(Entries provided Opens)

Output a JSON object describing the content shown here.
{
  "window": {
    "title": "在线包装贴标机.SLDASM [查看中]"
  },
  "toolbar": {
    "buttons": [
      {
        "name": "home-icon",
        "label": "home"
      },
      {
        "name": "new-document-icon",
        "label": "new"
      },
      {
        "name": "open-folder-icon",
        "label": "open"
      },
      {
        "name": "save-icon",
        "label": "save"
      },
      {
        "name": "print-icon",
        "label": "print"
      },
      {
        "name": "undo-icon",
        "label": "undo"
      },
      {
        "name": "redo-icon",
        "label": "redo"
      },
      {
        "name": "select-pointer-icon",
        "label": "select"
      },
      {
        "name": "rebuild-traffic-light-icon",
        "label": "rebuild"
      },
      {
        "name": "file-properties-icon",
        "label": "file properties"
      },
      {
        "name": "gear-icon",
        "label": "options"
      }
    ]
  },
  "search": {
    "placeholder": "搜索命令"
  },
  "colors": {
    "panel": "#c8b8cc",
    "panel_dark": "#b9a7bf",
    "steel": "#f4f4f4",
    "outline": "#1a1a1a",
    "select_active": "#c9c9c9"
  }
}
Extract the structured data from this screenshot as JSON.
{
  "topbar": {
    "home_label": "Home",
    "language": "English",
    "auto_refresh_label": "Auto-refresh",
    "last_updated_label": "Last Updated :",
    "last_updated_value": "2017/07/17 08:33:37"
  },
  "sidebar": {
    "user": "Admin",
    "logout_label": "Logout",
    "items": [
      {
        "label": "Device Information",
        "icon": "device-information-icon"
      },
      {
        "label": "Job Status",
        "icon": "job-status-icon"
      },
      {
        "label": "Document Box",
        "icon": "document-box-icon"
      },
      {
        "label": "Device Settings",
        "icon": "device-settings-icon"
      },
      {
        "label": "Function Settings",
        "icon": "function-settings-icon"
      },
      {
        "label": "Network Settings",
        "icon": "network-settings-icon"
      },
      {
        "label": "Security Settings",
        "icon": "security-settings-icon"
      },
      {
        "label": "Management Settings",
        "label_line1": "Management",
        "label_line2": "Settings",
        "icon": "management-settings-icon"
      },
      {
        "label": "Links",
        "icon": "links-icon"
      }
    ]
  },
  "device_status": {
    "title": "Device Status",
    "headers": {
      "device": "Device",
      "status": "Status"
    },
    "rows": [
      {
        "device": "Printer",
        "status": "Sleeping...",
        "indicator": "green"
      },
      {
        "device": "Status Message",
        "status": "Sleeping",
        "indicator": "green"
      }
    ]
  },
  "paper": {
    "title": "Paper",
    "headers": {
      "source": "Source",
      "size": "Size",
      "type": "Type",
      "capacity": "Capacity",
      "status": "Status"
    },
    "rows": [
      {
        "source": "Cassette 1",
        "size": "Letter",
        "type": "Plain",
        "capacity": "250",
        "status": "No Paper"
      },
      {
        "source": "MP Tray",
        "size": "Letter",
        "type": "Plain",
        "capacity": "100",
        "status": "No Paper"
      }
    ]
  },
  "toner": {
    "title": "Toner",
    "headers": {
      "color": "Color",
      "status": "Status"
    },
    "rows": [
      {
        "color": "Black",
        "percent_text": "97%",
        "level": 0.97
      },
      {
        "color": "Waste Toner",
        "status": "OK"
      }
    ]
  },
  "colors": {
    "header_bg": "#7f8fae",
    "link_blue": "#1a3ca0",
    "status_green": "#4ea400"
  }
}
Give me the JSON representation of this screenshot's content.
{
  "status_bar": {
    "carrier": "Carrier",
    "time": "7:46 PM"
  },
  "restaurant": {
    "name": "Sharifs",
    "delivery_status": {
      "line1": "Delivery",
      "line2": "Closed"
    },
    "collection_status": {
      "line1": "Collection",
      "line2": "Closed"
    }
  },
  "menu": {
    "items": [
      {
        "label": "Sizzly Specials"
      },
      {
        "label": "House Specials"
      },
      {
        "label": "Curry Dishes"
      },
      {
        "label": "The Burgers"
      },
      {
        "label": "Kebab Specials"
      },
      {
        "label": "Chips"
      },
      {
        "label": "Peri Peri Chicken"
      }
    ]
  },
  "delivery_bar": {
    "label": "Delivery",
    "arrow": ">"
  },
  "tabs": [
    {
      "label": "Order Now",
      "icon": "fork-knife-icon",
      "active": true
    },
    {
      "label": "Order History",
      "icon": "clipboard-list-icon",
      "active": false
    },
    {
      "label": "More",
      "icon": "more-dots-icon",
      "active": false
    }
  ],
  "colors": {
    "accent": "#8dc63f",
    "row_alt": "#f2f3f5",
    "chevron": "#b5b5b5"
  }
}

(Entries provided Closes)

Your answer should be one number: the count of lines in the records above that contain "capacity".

Finished task
3